You all heard it, right? Here’s what U.S. President Obama said in his State of the Union address last night: “Last year, we created our first manufacturing innovation institute in Youngstown, Ohio. A once-shuttered warehouse is now a state-of-the art lab where new workers are mastering the 3D printing that has the potential to revolutionize the way we make almost everything.”
You’ll remember we wrote about that facility back in August. Oh, and back in 2008. And just to be clear: There is no way we can see significant growth in 3D printing without a significant growth in 3D data capture. It’s why 3D Systems bought Rapidform and is buying Geomagic and it’s why a data capture evangelist like Michael Raphael at Direct Dimensions is cozying up with Bre Pettis at MakerBot and it’s why Ping Fu, who founded a software company that works with captured data, keeps getting interviewed about 3D printing.
Sure, 3D printing gets the press because it’s sexier and produces something tangible and people are still scared of computers and it looks like the Jetsons, but data capture is what’s going to drive the 3D printing industry. I’m quite sure of that.
So that’s why it’s great to hear the president say things like:
So tonight, I’m announcing the launch of three more of these manufacturing hubs, where businesses will partner with the Departments of Defense and Energy to turn regions left behind by globalization into global centers of high-tech jobs.
And I ask this Congress to help create a network of 15 of these hubs and guarantee that the next revolution in manufacturing is made right here in America. We can get that done.
You’ll remember that the Department of Defense invested $69 million in that Youngstown facility. I’m guessing we’re talking about similar cash outlays for these other 14 hubs. The total spend on that wouldn’t be far from the current size of the entire data capture market in the United States.
(Oh, and if you don’t think the markets pay attention to what the president has to say, please note that shares in 3D Systems and Stratasys jumped today after last night’s mention.)

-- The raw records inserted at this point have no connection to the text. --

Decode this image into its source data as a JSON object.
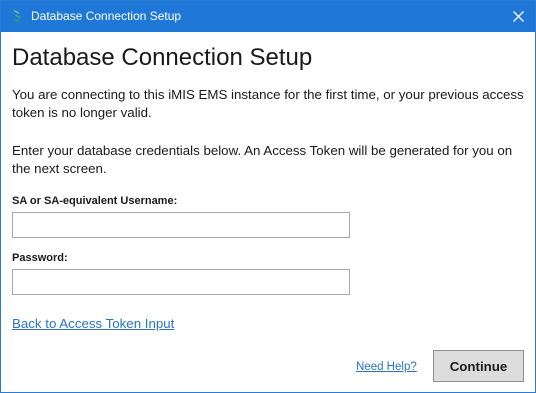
{
  "window": {
    "title": "Database Connection Setup",
    "accent_color": "#1f78d8"
  },
  "icons": {
    "app": "imis-logo-icon",
    "close": "close-icon"
  },
  "main": {
    "heading": "Database Connection Setup",
    "intro_text": "You are connecting to this iMIS EMS instance for the first time, or your previous access token is no longer valid.",
    "instructions_text": "Enter your database credentials below. An Access Token will be generated for you on the next screen."
  },
  "form": {
    "username_label": "SA or SA-equivalent Username:",
    "username_value": "",
    "password_label": "Password:",
    "password_value": ""
  },
  "links": {
    "back": "Back to Access Token Input",
    "help": "Need Help?",
    "link_color": "#2b72c6"
  },
  "buttons": {
    "continue": "Continue"
  }
}
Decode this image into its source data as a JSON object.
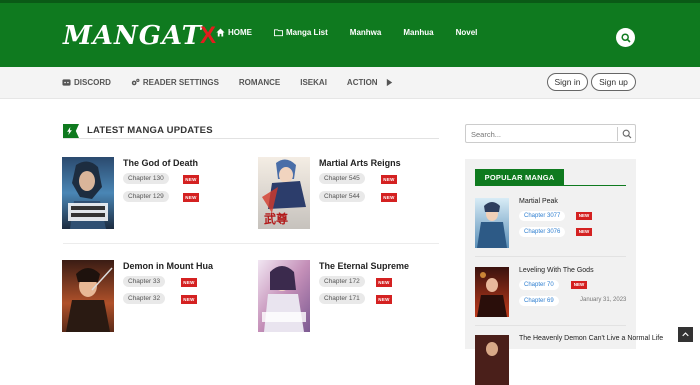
{
  "logo": {
    "text": "MANGAT",
    "mark": "X"
  },
  "nav": [
    {
      "label": "HOME",
      "icon": "home-icon"
    },
    {
      "label": "Manga List",
      "icon": "folder-icon"
    },
    {
      "label": "Manhwa"
    },
    {
      "label": "Manhua"
    },
    {
      "label": "Novel"
    }
  ],
  "subnav": [
    {
      "label": "DISCORD",
      "icon": "discord-icon"
    },
    {
      "label": "READER SETTINGS",
      "icon": "gears-icon"
    },
    {
      "label": "ROMANCE"
    },
    {
      "label": "ISEKAI"
    },
    {
      "label": "ACTION",
      "icon": "caret-right-icon"
    }
  ],
  "auth": {
    "signin": "Sign in",
    "signup": "Sign up"
  },
  "section": {
    "title": "LATEST MANGA UPDATES"
  },
  "latest": [
    {
      "title": "The God of Death",
      "chapters": [
        {
          "label": "Chapter 130",
          "badge": "NEW"
        },
        {
          "label": "Chapter 129",
          "badge": "NEW"
        }
      ]
    },
    {
      "title": "Martial Arts Reigns",
      "chapters": [
        {
          "label": "Chapter 545",
          "badge": "NEW"
        },
        {
          "label": "Chapter 544",
          "badge": "NEW"
        }
      ]
    },
    {
      "title": "Demon in Mount Hua",
      "chapters": [
        {
          "label": "Chapter 33",
          "badge": "NEW"
        },
        {
          "label": "Chapter 32",
          "badge": "NEW"
        }
      ]
    },
    {
      "title": "The Eternal Supreme",
      "chapters": [
        {
          "label": "Chapter 172",
          "badge": "NEW"
        },
        {
          "label": "Chapter 171",
          "badge": "NEW"
        }
      ]
    }
  ],
  "search": {
    "placeholder": "Search..."
  },
  "popular": {
    "title": "POPULAR MANGA",
    "items": [
      {
        "title": "Martial Peak",
        "chapters": [
          {
            "label": "Chapter 3077",
            "badge": "NEW"
          },
          {
            "label": "Chapter 3076",
            "badge": "NEW"
          }
        ]
      },
      {
        "title": "Leveling With The Gods",
        "chapters": [
          {
            "label": "Chapter 70",
            "badge": "NEW"
          },
          {
            "label": "Chapter 69",
            "date": "January 31, 2023"
          }
        ]
      },
      {
        "title": "The Heavenly Demon Can't Live a Normal Life"
      }
    ]
  },
  "colors": {
    "brand_green": "#0f7a1f",
    "badge_red": "#d42121",
    "chapter_blue": "#2f7fd0"
  }
}
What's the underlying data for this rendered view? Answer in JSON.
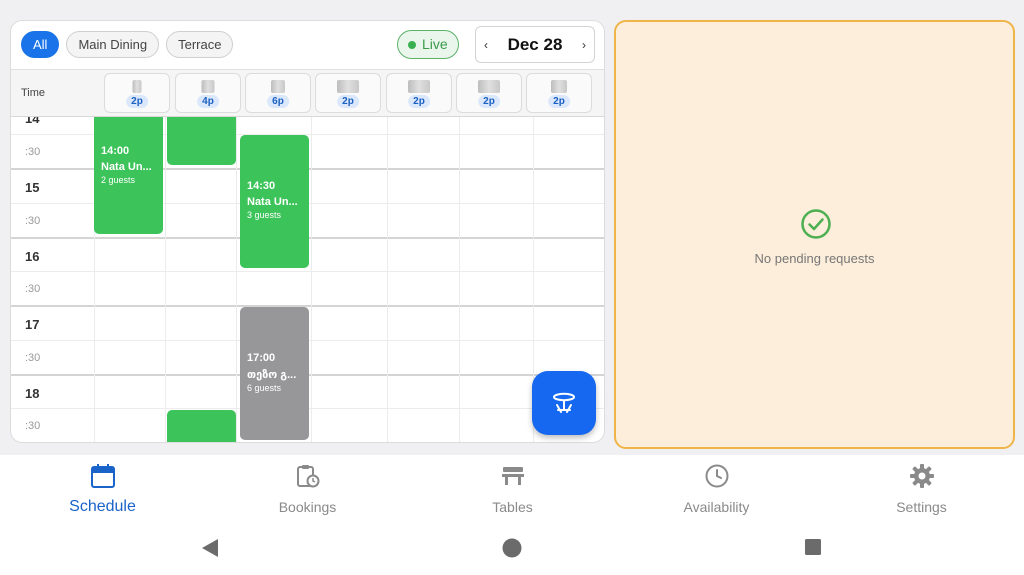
{
  "filters": [
    "All",
    "Main Dining",
    "Terrace"
  ],
  "live_label": "Live",
  "date": {
    "prev": "‹",
    "label": "Dec 28",
    "next": "›"
  },
  "table_header": {
    "time_label": "Time",
    "columns": [
      "2p",
      "4p",
      "6p",
      "2p",
      "2p",
      "2p",
      "2p"
    ]
  },
  "rows": [
    {
      "label": "14"
    },
    {
      "label": ":30"
    },
    {
      "label": "15"
    },
    {
      "label": ":30"
    },
    {
      "label": "16"
    },
    {
      "label": ":30"
    },
    {
      "label": "17"
    },
    {
      "label": ":30"
    },
    {
      "label": "18"
    },
    {
      "label": ":30"
    }
  ],
  "reservations": [
    {
      "time": "14:00",
      "name": "Nata Un...",
      "guests": "2 guests",
      "status": "confirmed"
    },
    {
      "time": "14:30",
      "name": "Nata Un...",
      "guests": "3 guests",
      "status": "confirmed"
    },
    {
      "time": "17:00",
      "name": "თეზო გ...",
      "guests": "6 guests",
      "status": "completed"
    }
  ],
  "requests": {
    "empty_message": "No pending requests"
  },
  "bottom_nav": [
    {
      "label": "Schedule",
      "icon": "calendar-icon",
      "active": true
    },
    {
      "label": "Bookings",
      "icon": "clipboard-clock-icon",
      "active": false
    },
    {
      "label": "Tables",
      "icon": "table-icon",
      "active": false
    },
    {
      "label": "Availability",
      "icon": "clock-icon",
      "active": false
    },
    {
      "label": "Settings",
      "icon": "gear-icon",
      "active": false
    }
  ],
  "colors": {
    "primary": "#1a73e8",
    "confirmed": "#3cc35a",
    "completed": "#97979a",
    "panel_bg": "#fdeedb",
    "panel_border": "#f0b548",
    "success": "#4caf50"
  }
}
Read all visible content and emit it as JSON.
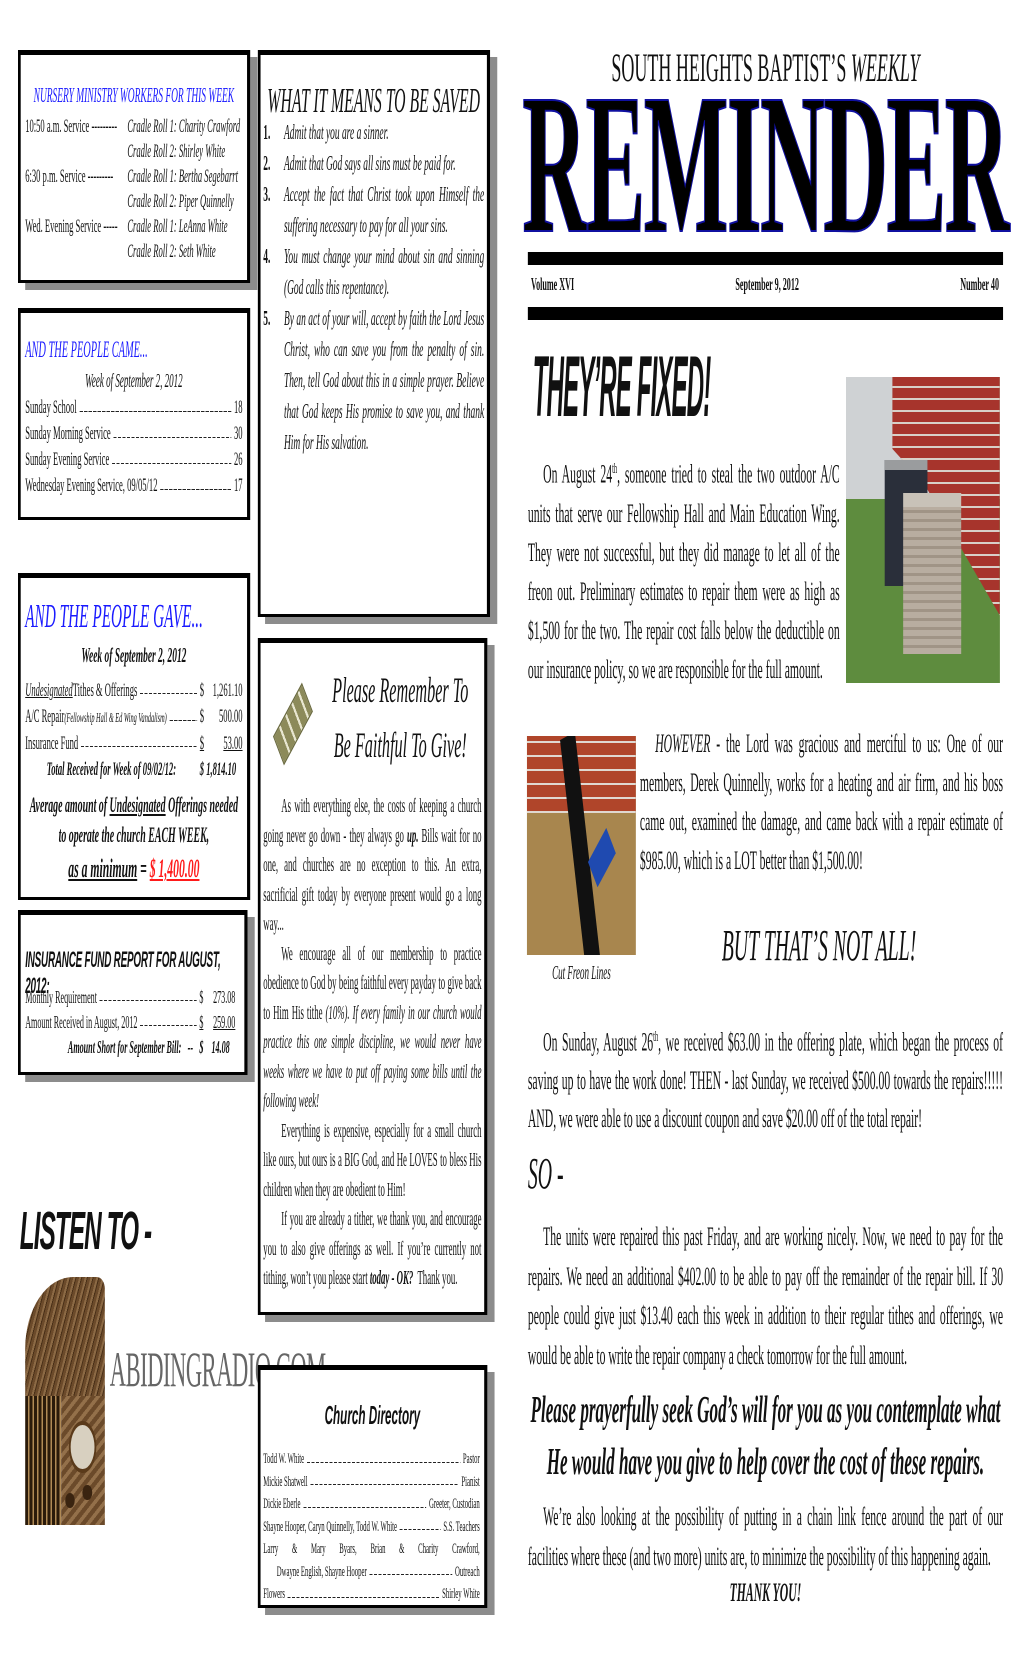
{
  "nursery": {
    "title": "NURSERY MINISTRY WORKERS FOR THIS WEEK",
    "rows": [
      {
        "service": "10:50 a.m. Service ---------",
        "workers": [
          "Cradle Roll 1: Charity Crawford",
          "Cradle Roll 2: Shirley White"
        ]
      },
      {
        "service": "6:30 p.m. Service ---------",
        "workers": [
          "Cradle Roll 1: Bertha Segebarrt",
          "Cradle Roll 2: Piper Quinnelly"
        ]
      },
      {
        "service": "Wed. Evening Service -----",
        "workers": [
          "Cradle Roll 1: LeAnna White",
          "Cradle Roll 2: Seth White"
        ]
      }
    ]
  },
  "attendance": {
    "title": "AND THE PEOPLE CAME...",
    "week": "Week of September 2, 2012",
    "rows": [
      {
        "label": "Sunday School",
        "count": "18"
      },
      {
        "label": "Sunday Morning Service",
        "count": "30"
      },
      {
        "label": "Sunday Evening Service",
        "count": "26"
      },
      {
        "label": "Wednesday Evening Service, 09/05/12",
        "count": "17"
      }
    ]
  },
  "giving": {
    "title": "AND THE PEOPLE GAVE...",
    "week": "Week of September 2, 2012",
    "rows": [
      {
        "label_em": "Undesignated",
        "label": " Tithes & Offerings",
        "note": "",
        "currency": "$",
        "amount": "1,261.10"
      },
      {
        "label_em": "",
        "label": "A/C Repair ",
        "note": "(Fellowship Hall & Ed Wing Vandalism)",
        "currency": "$",
        "amount": "500.00"
      },
      {
        "label_em": "",
        "label": "Insurance Fund",
        "note": "",
        "currency": "$",
        "amount": "53.00"
      }
    ],
    "total_label": "Total Received for Week of 09/02/12:",
    "total_amount": "$ 1,814.10",
    "avg_line1_a": "Average amount of ",
    "avg_line1_u": "Undesignated",
    "avg_line1_b": " Offerings needed",
    "avg_line2": "to operate the church EACH WEEK,",
    "avg_min_label": "as a minimum",
    "avg_equals": " = ",
    "avg_min_amount": "$ 1,400.00"
  },
  "insurance": {
    "title": "INSURANCE FUND REPORT FOR AUGUST, 2012:",
    "rows": [
      {
        "label": "Monthly Requirement",
        "currency": "$",
        "amount": "273.08"
      },
      {
        "label": "Amount Received in August, 2012",
        "currency": "$",
        "amount": "259.00"
      }
    ],
    "short_label": "Amount Short for September Bill:",
    "short_prefix": "--",
    "short_amount": "$    14.08"
  },
  "listen": {
    "heading": "LISTEN TO -",
    "site": "ABIDINGRADIO.COM",
    "icon": "vintage-radio-icon"
  },
  "saved": {
    "title": "WHAT IT MEANS TO BE SAVED",
    "items": [
      {
        "num": "1.",
        "text": "Admit that you are a sinner."
      },
      {
        "num": "2.",
        "text": "Admit that God says all sins must be paid for."
      },
      {
        "num": "3.",
        "text": "Accept the fact that Christ took upon Himself the suffering necessary to pay for all your sins."
      },
      {
        "num": "4.",
        "text": "You must change your mind about sin and sinning (God calls this repentance)."
      },
      {
        "num": "5.",
        "text": "By an act of your will, accept by faith the Lord Jesus Christ, who can save you from the penalty of sin. Then, tell God about this in a simple prayer. Believe that God keeps His promise to save you, and thank Him for His salvation."
      }
    ]
  },
  "give": {
    "icon": "money-icon",
    "title_line1": "Please Remember To",
    "title_line2": "Be Faithful To Give!",
    "p1_a": "As with everything else, the costs of keeping a church going never go down - they always go ",
    "p1_em": "up.",
    "p1_b": " Bills wait for no one, and churches are no exception to this. An extra, sacrificial gift today by everyone present would go a long way...",
    "p2_a": "We encourage all of our membership to practice obedience to God by being faithful every payday to give back to Him His tithe ",
    "p2_em": "(10%). If every family in our church would practice this one simple discipline, we would never have weeks where we have to put off paying some bills until the following week!",
    "p3": "Everything is expensive, especially for a small church like ours, but ours is a BIG God, and He LOVES to bless His children when they are obedient to Him!",
    "p4_a": "If you are already a tither, we thank you, and encourage you to also give offerings as well. If you’re currently not tithing, won’t you please start ",
    "p4_em": "today - OK?",
    "p4_b": "  Thank you."
  },
  "directory": {
    "title": "Church Directory",
    "entries": [
      {
        "name": "Todd W. White",
        "role": "Pastor"
      },
      {
        "name": "Mickie Shatwell",
        "role": "Pianist"
      },
      {
        "name": "Dickie Eberle",
        "role": "Greeter, Custodian"
      },
      {
        "name": "Shayne Hooper, Caryn Quinnelly, Todd W. White",
        "role": "S.S. Teachers"
      }
    ],
    "outreach_line1": "Larry & Mary Byars, Brian & Charity Crawford,",
    "outreach_line2": "Dwayne English, Shayne Hooper",
    "outreach_role": "Outreach",
    "flowers_name": "Flowers",
    "flowers_role": "Shirley White"
  },
  "masthead": {
    "kicker": "SOUTH HEIGHTS BAPTIST’S ",
    "kicker_em": "WEEKLY",
    "title": "REMINDER",
    "volume": "Volume XVI",
    "date": "September 9, 2012",
    "number": "Number 40"
  },
  "article": {
    "headline": "THEY’RE FIXED!",
    "p1_a": "On August 24",
    "p1_sup": "th",
    "p1_b": ", someone tried to steal the two outdoor A/C units that serve our Fellowship Hall and Main Education Wing. They were not successful, but they did manage to let all of the freon out. Preliminary estimates to repair them were as high as $1,500 for the two. The repair cost falls below the deductible on our insurance policy, so we are responsible for the full amount.",
    "p2_em": "HOWEVER - ",
    "p2": "the Lord was gracious and merciful to us: One of our members, Derek Quinnelly, works for a heating and air firm, and his boss came out, examined the damage, and came back with a repair estimate of $985.00, which is a LOT better than $1,500.00!",
    "photo_caption": "Cut Freon Lines",
    "subhead": "BUT THAT’S NOT ALL!",
    "p3_a": "On Sunday, August 26",
    "p3_sup": "th",
    "p3_b": ", we received $63.00 in the offering plate, which began the process of saving up to have the work done! THEN - last Sunday, we received $500.00 towards the repairs!!!!! AND, we were able to use a discount coupon and save $20.00 off of the total repair!",
    "so": "SO -",
    "p4": "The units were repaired this past Friday, and are working nicely. Now, we need to pay for the repairs. We need an additional $402.00 to be able to pay off the remainder of the repair bill. If 30 people could give just $13.40 each this week in addition to their regular tithes and offerings, we would be able to write the repair company a check tomorrow for the full amount.",
    "appeal": "Please prayerfully seek God’s will for you as you contemplate what He would have you give to help cover the cost of these repairs.",
    "p5": "We’re also looking at the possibility of putting in a chain link fence around the part of our facilities where these (and two more) units are, to minimize the possibility of this happening again.",
    "thanks": "THANK YOU!"
  },
  "colors": {
    "heading_blue": "#1a1aff",
    "minimum_red": "#ff1a1a",
    "shadow_gray": "#8c8c8c"
  }
}
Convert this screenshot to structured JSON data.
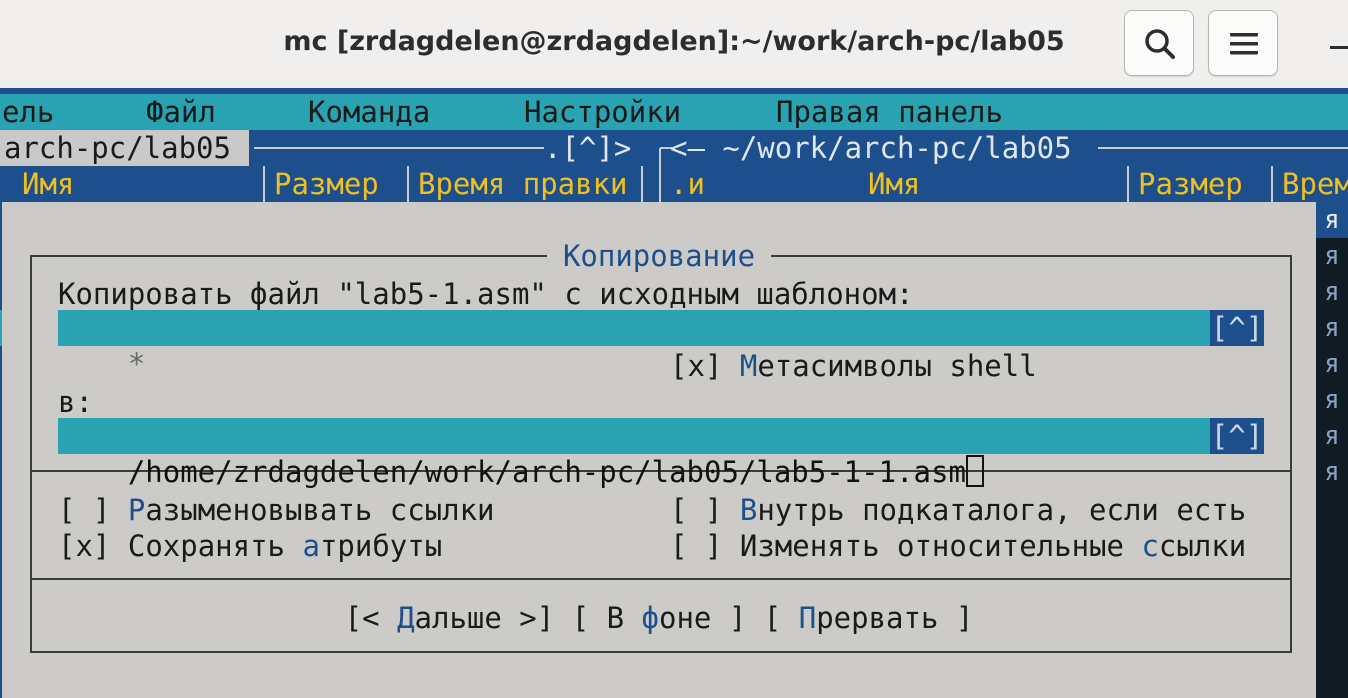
{
  "window": {
    "title": "mc [zrdagdelen@zrdagdelen]:~/work/arch-pc/lab05"
  },
  "menubar": {
    "items": [
      "ель",
      "Файл",
      "Команда",
      "Настройки",
      "Правая панель"
    ]
  },
  "left_panel": {
    "path": "arch-pc/lab05",
    "arrows": ".[^]>",
    "columns": [
      "Имя",
      "Размер",
      "Время правки"
    ]
  },
  "right_panel": {
    "path": "<— ~/work/arch-pc/lab05",
    "columns": [
      ".и",
      "Имя",
      "Размер",
      "Врем"
    ]
  },
  "dialog": {
    "title": "Копирование",
    "source_label": "Копировать файл \"lab5-1.asm\" с исходным шаблоном:",
    "source_value": "*",
    "history_button": "[^]",
    "shell_patterns": {
      "box": "[x]",
      "label_prefix": " ",
      "hotkey": "М",
      "label_rest": "етасимволы shell"
    },
    "dest_label": "в:",
    "dest_value": "/home/zrdagdelen/work/arch-pc/lab05/lab5-1-1.asm",
    "options": {
      "dereference": {
        "box": "[ ]",
        "hotkey": "Р",
        "rest": "азыменовывать ссылки"
      },
      "preserve_attrs": {
        "box": "[x]",
        "before": "Сохранять ",
        "hotkey": "а",
        "rest": "трибуты"
      },
      "dive_subdir": {
        "box": "[ ]",
        "hotkey": "В",
        "rest": "нутрь подкаталога, если есть"
      },
      "stable_symlinks": {
        "box": "[ ]",
        "before": "Изменять относительные ",
        "hotkey": "с",
        "rest": "сылки"
      }
    },
    "buttons": {
      "continue": {
        "open": "[< ",
        "hotkey": "Д",
        "rest": "альше",
        "close": " >]"
      },
      "background": {
        "open": "[ В ",
        "hotkey": "ф",
        "rest": "оне",
        "close": " ]"
      },
      "abort": {
        "open": "[ ",
        "hotkey": "П",
        "rest": "рервать",
        "close": " ]"
      }
    }
  },
  "right_edge_glyph": "я",
  "colors": {
    "terminal_bg": "#1c4f8c",
    "menubar_bg": "#29a2b2",
    "dialog_bg": "#cccbc7",
    "field_bg": "#29a2b2",
    "header_text": "#f0c020"
  }
}
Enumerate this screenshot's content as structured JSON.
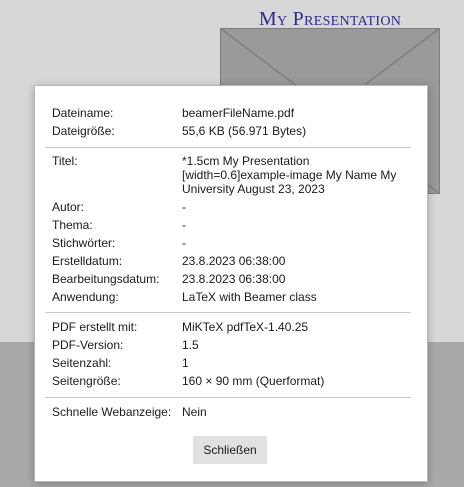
{
  "slide": {
    "title": "My Presentation"
  },
  "dialog": {
    "section_file": [
      {
        "key": "Dateiname:",
        "value": "beamerFileName.pdf"
      },
      {
        "key": "Dateigröße:",
        "value": "55,6 KB (56.971 Bytes)"
      }
    ],
    "section_meta": [
      {
        "key": "Titel:",
        "value": "*1.5cm My Presentation\n[width=0.6]example-image My Name My\nUniversity August 23, 2023"
      },
      {
        "key": "Autor:",
        "value": "-"
      },
      {
        "key": "Thema:",
        "value": "-"
      },
      {
        "key": "Stichwörter:",
        "value": "-"
      },
      {
        "key": "Erstelldatum:",
        "value": "23.8.2023 06:38:00"
      },
      {
        "key": "Bearbeitungsdatum:",
        "value": "23.8.2023 06:38:00"
      },
      {
        "key": "Anwendung:",
        "value": "LaTeX with Beamer class"
      }
    ],
    "section_pdf": [
      {
        "key": "PDF erstellt mit:",
        "value": "MiKTeX pdfTeX-1.40.25"
      },
      {
        "key": "PDF-Version:",
        "value": "1.5"
      },
      {
        "key": "Seitenzahl:",
        "value": "1"
      },
      {
        "key": "Seitengröße:",
        "value": "160 × 90 mm (Querformat)"
      }
    ],
    "section_web": [
      {
        "key": "Schnelle Webanzeige:",
        "value": "Nein"
      }
    ],
    "close_label": "Schließen"
  }
}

But those of you out there in the field doing the laser scanning need to speak up and make your voices heard. Make sure there’s money going to capture R&D as much to print R&D. Make sure you’re collaborating on workflow with those in the printing field.
Along the way, it would be nice, too, if everyone remembered to keep the business case and why anyone would actually want to do these things in mind. Don’t let it be a bubble like 3D printing has been in the past.